David Bourget (Western Ontario)
David Chalmers (ANU, NYU)
Rafael De Clercq
Jack Alan Reynolds
Learn more about PhilPapers
Philosophy, Ethics, and Humanities in Medicine 4 (1):11- (2009)
The dominant unspoken philosophical basis of medical care in the United States is a form of Cartesian reductionism that views the body as a machine and medical professionals as technicians whose job is to repair that machine. The purpose of this paper is to advocate for an alternative philosophy of medicine based on the concept of healing relationships between clinicians and patients. This is accomplished first by exploring the ethical and philosophical work of Pellegrino and Thomasma and then by connecting Martin Buber's philosophical work on the nature of relationships to an empirically derived model of the medical healing relationship. The Healing Relationship Model was developed by the authors through qualitative analysis of interviews of physicians and patients. Clinician-patient healing relationships are a special form of what Buber calls I-Thou relationships, characterized by dialog and mutuality, but a mutuality limited by the inherent asymmetry of the clinician-patient relationship. The Healing Relationship Model identifies three processes necessary for such relationships to develop and be sustained: Valuing, Appreciating Power and Abiding. We explore in detail how these processes, as well as other components of the model resonate with Buber's concepts of I-Thou and I-It relationships. The resulting combined conceptual model illuminates the wholeness underlying the dual roles of clinicians as healers and providers of technical biomedicine. On the basis of our analysis, we argue that health care should be focused on healing, with I-Thou relationships at its core
|Keywords||No keywords specified (fix it)|
|Categories||categorize this paper)|
Setup an account with your affiliations in order to access resources via your University's proxy server
Configure custom proxy (use this if your affiliation does not provide a proxy)
|Through your library|
References found in this work BETA
No references found.
Citations of this work BETA
Sebastian Sauer, Siobhan Lynch, Harald Walach & Niko Kohls (2011). Dialectics of Mindfulness: Implications for Western Medicine. Philosophy, Ethics, and Humanities in Medicine 6 (1):1-7.
Joachim P. Sturmberg (2011). Primary Health Care Organizations – Through a Conceptual and a Political Lens. Journal of Evaluation in Clinical Practice 17 (3):525-529.
Similar books and articles
Paul Arthur Schilpp (1967). The Philosophy of Martin Buber. La Salle, Ill.,Open Court.
Thomas Koenig (1992). Existentialism and Human Existence: An Account of Five Major Philosophers. Krieger.
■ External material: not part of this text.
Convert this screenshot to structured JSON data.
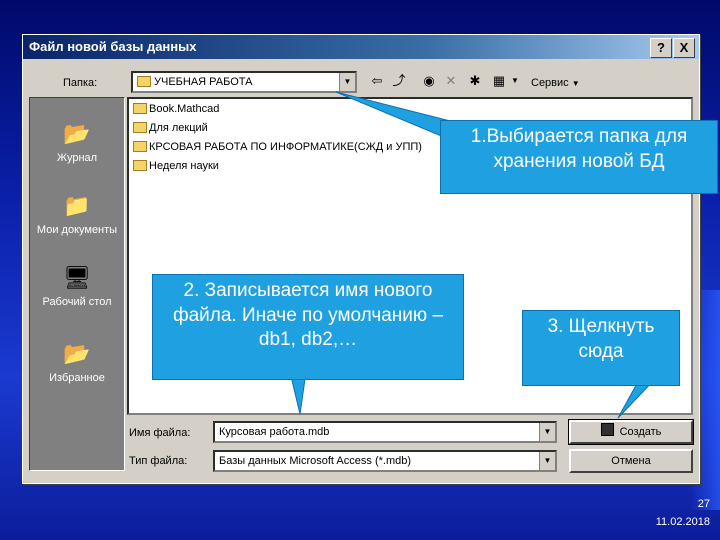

A. Guilherme & W. John Morgan (2010). Martin Buber: Dialogue and the Concept of the Other. Pastoral Review.
A. Guilherme & W. John Morgan (2009). Martin Buber’s Philosophy of Education and its Implications for Non-Formal Education. International Journal of Lifelong Learning 28 (5).
Alex Guilherme & W. John Morgan (2011). Peace Profile: Martin Buber. Peace Review 23 (1):110-117.
Donald J. Moore (1996). Martin Buber: Prophet of Religious Secularism. Fordham University Press.
David Barzilai (1999). Homo Dialogicus Martin Buber's Existential Phenomenology of the Human. Journal of Jewish Thought and Philosophy 8 (1):53-66.
Martin Buber (1966). The Way of Response: Martin Buber. New York, Schocken Books.
Paul R. Mendes-Flohr (ed.) (2002). Martin Buber: A Contemporary Perspective. The Israel Academy of Sciences and Humanities.
Martin Buber (2002). The Martin Buber Reader: Essential Writings. Palgrave Macmillan.
Mordechai Gordon (2011). Listening as Embracing the Other: Martin Buber's Philosophy of Dialogue. Educational Theory 61 (2):207-219.
Martin Kavka (2012). Verification (Bewahrung) in Martin Buber. Journal of Jewish Thought and Philosophy 20 (1):71-98.
Haim Gordon (1973). Would Martin Buber Endorse the Buber Model? Educational Theory 23 (3):215-223.
Added to index2010-08-24
Total downloads11 ( #201,792 of 1,700,303 )
Recent downloads (6 months)1 ( #362,609 of 1,700,303 )
How can I increase my downloads?